Introduce volatility into the weather pattern, and the requirement for a fully solar-powered grid is that each 1MW of average load requires 5MW of solar modules and 9MW of lithium ion batteries with full charging-discharging every 1.5 days on average, and a total levelized cost (LCOTE) of 35 c/kWh. For more detail, please see our data-file into the volatility of solar generation.

Grid-scale battery sizing
Sizing of a solar array and battery module to supply a 100MW load for 30-days including cloudy days

Introduce seasonality in the weather pattern, with 50% lower solar output in winter versus the summer, and the requirement for a fully solar-powered grid is that each 1MW of average load requires 6MW of solar modules and a somewhat insane 235MW of lithium ion batteries with full charging-discharging every 70-days on average, for a total levelized cost (LCOTE) of 800c/kWh. Which is also somewhat insane.

Grid-scale battery sizing
Sizing of a solar array and battery module to supply a 100MW load for 365-days including seasonality

Wind numbers are more demanding than solar numbers, all else equal, because the sun rises and sets daily (helping the utilization rate of the batteries), while wind can incur 2-3 windy days followed by 2-3 non-windy days (hurting the utilization rate of batteries). For more detail, please see our data into the volatility profile of wind generation.

Grid-scale battery sizing
Sizing of a wind farm and battery module to supply a 100MW load for 2-3 weeks including still days

Redox flow batteries are particularly helpful for integrating larger shares of renewables, and are modelled to result in total system costs that are c50% lower than using lithium ion batteries at grid scale. Please see our deep-dive research note into redox flow batteries.

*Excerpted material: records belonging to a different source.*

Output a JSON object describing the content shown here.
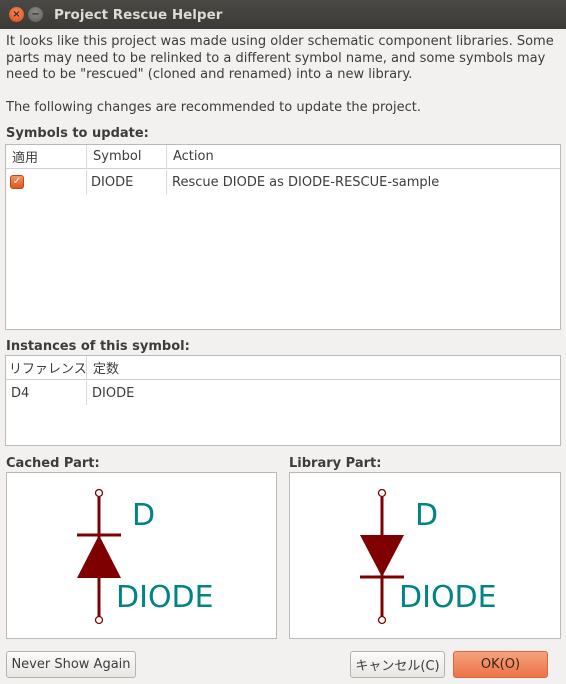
{
  "window": {
    "title": "Project Rescue Helper"
  },
  "intro": {
    "paragraph1": "It looks like this project was made using older schematic component libraries. Some parts may need to be relinked to a different symbol name, and some symbols may need to be \"rescued\" (cloned and renamed) into a new library.",
    "paragraph2": "The following changes are recommended to update the project."
  },
  "symbols": {
    "label": "Symbols to update:",
    "columns": [
      "適用",
      "Symbol",
      "Action"
    ],
    "rows": [
      {
        "apply": true,
        "symbol": "DIODE",
        "action": "Rescue DIODE as DIODE-RESCUE-sample"
      }
    ]
  },
  "instances": {
    "label": "Instances of this symbol:",
    "columns": [
      "リファレンス",
      "定数"
    ],
    "rows": [
      {
        "reference": "D4",
        "value": "DIODE"
      }
    ]
  },
  "cached_part": {
    "label": "Cached Part:",
    "ref_text": "D",
    "value_text": "DIODE",
    "orientation": "up"
  },
  "library_part": {
    "label": "Library Part:",
    "ref_text": "D",
    "value_text": "DIODE",
    "orientation": "down"
  },
  "buttons": {
    "never_show": "Never Show Again",
    "cancel": "キャンセル(C)",
    "ok": "OK(O)"
  },
  "colors": {
    "symbol_body": "#7f0000",
    "symbol_text": "#008484",
    "accent": "#ec7347"
  }
}
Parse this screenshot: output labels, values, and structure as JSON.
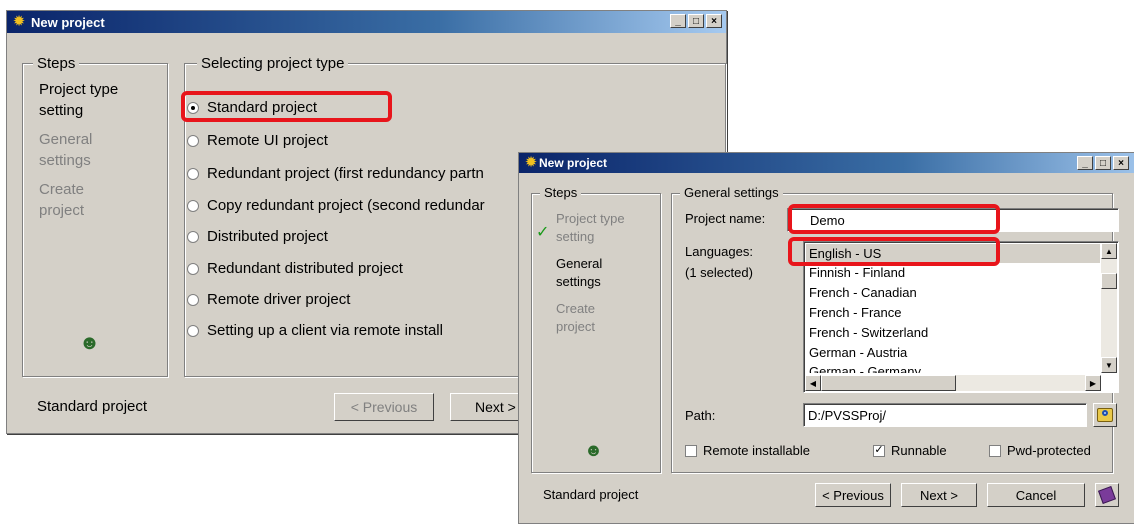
{
  "window1": {
    "title": "New project",
    "steps_label": "Steps",
    "steps": [
      "Project type",
      "setting",
      "General",
      "settings",
      "Create",
      "project"
    ],
    "group_label": "Selecting project type",
    "options": [
      "Standard project",
      "Remote UI project",
      "Redundant project (first redundancy partn",
      "Copy redundant project (second redundar",
      "Distributed project",
      "Redundant distributed project",
      "Remote driver project",
      "Setting up a client via remote install"
    ],
    "status": "Standard project",
    "prev_label": "< Previous",
    "next_label": "Next >"
  },
  "window2": {
    "title": "New project",
    "steps_label": "Steps",
    "steps": [
      "Project type",
      "setting",
      "General",
      "settings",
      "Create",
      "project"
    ],
    "check_mark": "✓",
    "group_label": "General settings",
    "project_name_label": "Project name:",
    "project_name_value": "Demo",
    "languages_label": "Languages:",
    "languages_count": "(1 selected)",
    "languages": [
      "English - US",
      "Finnish - Finland",
      "French - Canadian",
      "French - France",
      "French - Switzerland",
      "German - Austria",
      "German - Germany"
    ],
    "path_label": "Path:",
    "path_value": "D:/PVSSProj/",
    "remote_installable": "Remote installable",
    "runnable": "Runnable",
    "pwd_protected": "Pwd-protected",
    "status": "Standard project",
    "prev_label": "< Previous",
    "next_label": "Next >",
    "cancel_label": "Cancel"
  },
  "title_buttons": {
    "minimize": "_",
    "maximize": "□",
    "close": "×"
  },
  "icons": {
    "app": "gear-icon",
    "people": "people-icon",
    "browse": "folder-search-icon",
    "help": "help-book-icon"
  },
  "colors": {
    "highlight": "#e8151b",
    "face": "#d4d0c8",
    "titlebar": "#0a246a"
  }
}
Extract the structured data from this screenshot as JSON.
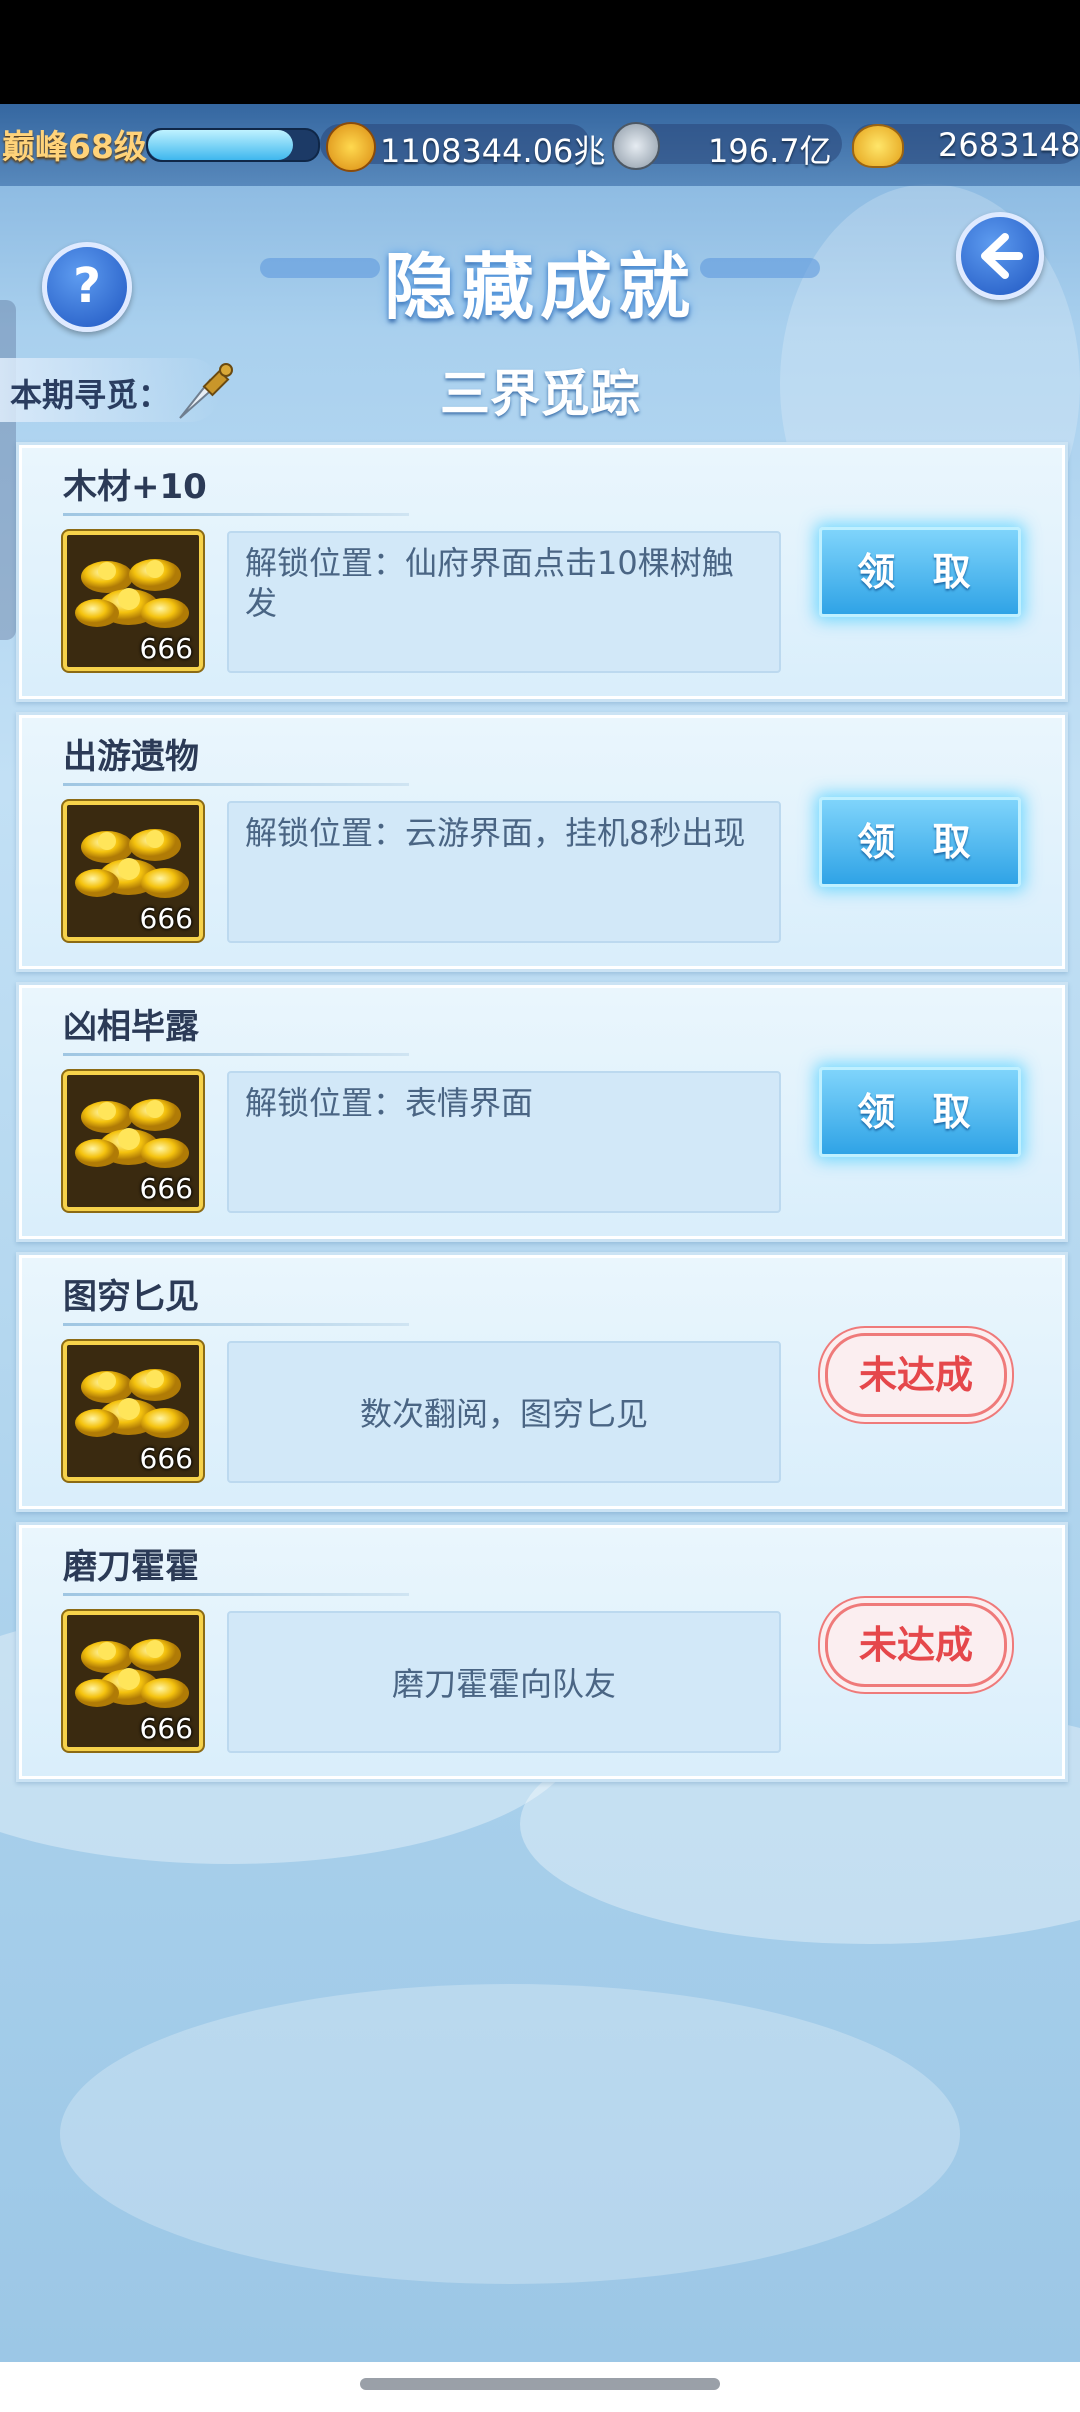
{
  "resources": {
    "level": "巅峰68级",
    "exp_fraction": 0.85,
    "combat_power": "1108344.06兆",
    "silver": "196.7亿",
    "gold": "2683148"
  },
  "header": {
    "title": "隐藏成就",
    "help_label": "?",
    "period_label": "本期寻觅：",
    "subtitle": "三界觅踪"
  },
  "achievements": [
    {
      "name": "木材+10",
      "reward_count": "666",
      "description": "解锁位置：仙府界面点击10棵树触发",
      "action": "领 取",
      "status": "claimable"
    },
    {
      "name": "出游遗物",
      "reward_count": "666",
      "description": "解锁位置：云游界面，挂机8秒出现",
      "action": "领 取",
      "status": "claimable"
    },
    {
      "name": "凶相毕露",
      "reward_count": "666",
      "description": "解锁位置：表情界面",
      "action": "领 取",
      "status": "claimable"
    },
    {
      "name": "图穷匕见",
      "reward_count": "666",
      "description": "数次翻阅，图穷匕见",
      "action": "未达成",
      "status": "incomplete"
    },
    {
      "name": "磨刀霍霍",
      "reward_count": "666",
      "description": "磨刀霍霍向队友",
      "action": "未达成",
      "status": "incomplete"
    }
  ],
  "colors": {
    "accent": "#2fa3e6",
    "pending": "#e5474b",
    "gold": "#f6d24b"
  }
}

This data-file provides underlying workings into renewable asset sizing, grid-scale battery sizing and total system costs for our recent research into renewables’ true levelized cost of electricity (LCOTE).

Top Public Companies In Energy Transition

Top public companies in energy transition

Some of the top public companies in energy transition are aggregated in this data-file, looking across over 1,000 items of research into the energy transition published to date by Thunder Said Energy.

The data file should be useful for subscription clients of Thunder Said Energy, if you are looking for a helpful summary of all of our research to-date, how it reflects upon public companies, and links to explore those companies in more detail, across our other research.

Specifically, the file allows you to filter different companies according to (a) listing country (b) size — i,e., small-cap, mid-cap, large-cap, mega-cap (c) Sector — e.g., energy, materials, capital goods, OEMs (d) TSE research — and whether the work we had done made us incrementally more optimistic, or cautious, on this company’s role generating economic returns while advancing the energy transition.

A back-up tab then reviews all of our research to date, going back to 2019, and how we think that specific research conclusion might impact upon specific companies. This exercise is not entirely perfect, due to the large number of themes, criss-crossing a large number of companies, at a large number of different points in time. Hence the observations in this data-file should not be interpreted as investment recommendations.

The screen is updated monthly. At the latest update, in January-2023, it contains 324 differentiated views on 162 top public companies in energy transition.

Copyright: Thunder Said Energy, 2019-2023.